As an STRC Professional Development Fellow, Dr. Lazú will be building technical skills in archival collection development and management to reinforce her work on community archival projects. In particular, she will study the processes by which historical materials or materials of enduring value are selected and acquired by archives, and preservation training, which includes creating outreach programs and developing bibliographies and workshops. Her interest in developing these skills stems from years of working with the history and primary resources of the Young Lords Organization in Lincoln Park, primarily housed in the DePaul University Special Collections Department’s community archives. For over 20 years, Dr. Lazú has published and developed programming and curriculum with the YLO archives and in collaborations with library and museum experts making DePaul a premier site for the study of social movements of the Puerto Rican Diaspora. Along the way, Dr. Lazú has also collected additional documents, artifacts, and archival materials of the organization that will continue to build DePaul’s collection. Dr. Lazú is currently working on a project to place a historical marker on the DePaul University campus commemorating the Young Lords’ takeover of the Stone Administration Building of the McCormick Seminary in May of 1969, now the site of the DePaul School of Music. This action was a major turning point in the history of the Young Lords and Puerto Ricans in the civil rights movement. With the support of the STRC fellowship, she will curate a companion exhibition based on the newly acquired materials. Along with creating more curricular opportunities for students, Dr. Lazú sees the study of principles of collections maintenance and conservation as an impactful area of research that addresses the systematic exclusion of people of color from dominant historical narratives and historiography.
Maria FerreraJourney to Safety and Belonging: Narratives of AsyleesSTRC Professional Development FellowshipView Bio
Dr. Ferrera, a social work practitioner and scholar, will use this six-month professional development fellowship to delve into the art of documentary filmmaking as a medium to promote human rights.
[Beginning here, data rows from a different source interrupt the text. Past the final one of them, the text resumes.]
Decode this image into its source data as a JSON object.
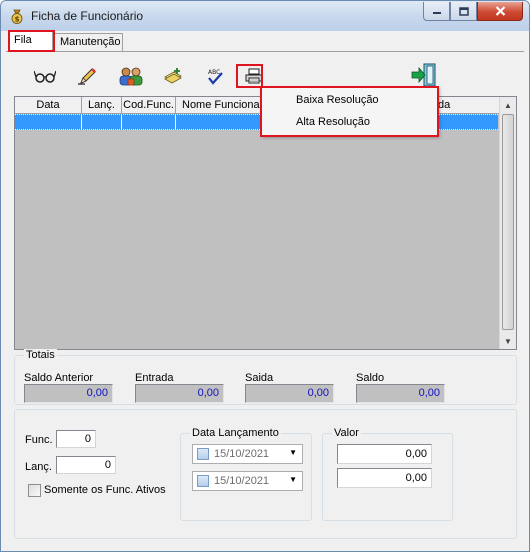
{
  "window": {
    "title": "Ficha de Funcionário"
  },
  "tabs": [
    {
      "label": "Fila"
    },
    {
      "label": "Manutenção"
    }
  ],
  "toolbar": {
    "buttons": [
      {
        "icon": "glasses-icon"
      },
      {
        "icon": "edit-pencil-icon"
      },
      {
        "icon": "users-icon"
      },
      {
        "icon": "add-record-icon"
      },
      {
        "icon": "spellcheck-icon"
      },
      {
        "icon": "printer-icon"
      },
      {
        "icon": "exit-door-icon"
      }
    ]
  },
  "grid": {
    "columns": [
      "Data",
      "Lanç.",
      "Cod.Func.",
      "Nome Funcionar",
      "ída"
    ]
  },
  "print_menu": {
    "items": [
      "Baixa  Resolução",
      "Alta Resolução"
    ]
  },
  "totals": {
    "legend": "Totais",
    "fields": [
      {
        "label": "Saldo Anterior",
        "value": "0,00"
      },
      {
        "label": "Entrada",
        "value": "0,00"
      },
      {
        "label": "Saida",
        "value": "0,00"
      },
      {
        "label": "Saldo",
        "value": "0,00"
      }
    ]
  },
  "filters": {
    "func_label": "Func.",
    "func_value": "0",
    "lanc_label": "Lanç.",
    "lanc_value": "0",
    "only_active_label": "Somente os Func. Ativos",
    "data_lancamento": {
      "legend": "Data Lançamento",
      "from": "15/10/2021",
      "to": "15/10/2021"
    },
    "valor": {
      "legend": "Valor",
      "from": "0,00",
      "to": "0,00"
    }
  },
  "colors": {
    "highlight": "#e0141e",
    "selected_row": "#3399ff",
    "total_value_text": "#1010c0"
  }
}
Building on her work as a HumanitiesX Collaborative Fellow, her project brings attention to a humanitarian crisis on the southern border. With nearly 1.6 million people in the US seeking asylum, close to 40% are children under the age of 17. This project aims to humanize the experiences of asylees and increase understanding around the need for legal representation and advocacy, health and mental health resources, and a community of care for asylees and their families. Dr. Ferrera hopes to ultimately document the stories of emerging adults who have been granted asylum as youth, with particular focus on 1) their lived experiences of fleeing their country of origin and journeying to the US; 2) the encounters with their attorneys, medical and mental health practitioners preparing their asylum case and conducting forensic asylum assessments; and 3) their lives after being granted asylum –including experiences of not only coping and survival, but also healing, thriving, and feeling a sense of belonging. Documentary films can enable higher understanding of what seeking asylum means to the many thousands of migrants crossing the border and evoke empathy that can engage a human rights perspective. The Midwest Human Rights Consortium (MHRC) is a longstanding community partner who will be actively engaged in this project. MHRC is housed under The Illinois Chapter, American Academy of Pediatrics, and has been established to broaden access to medical and mental health forensic asylum evaluations that increase the likelihood of being granted asylum.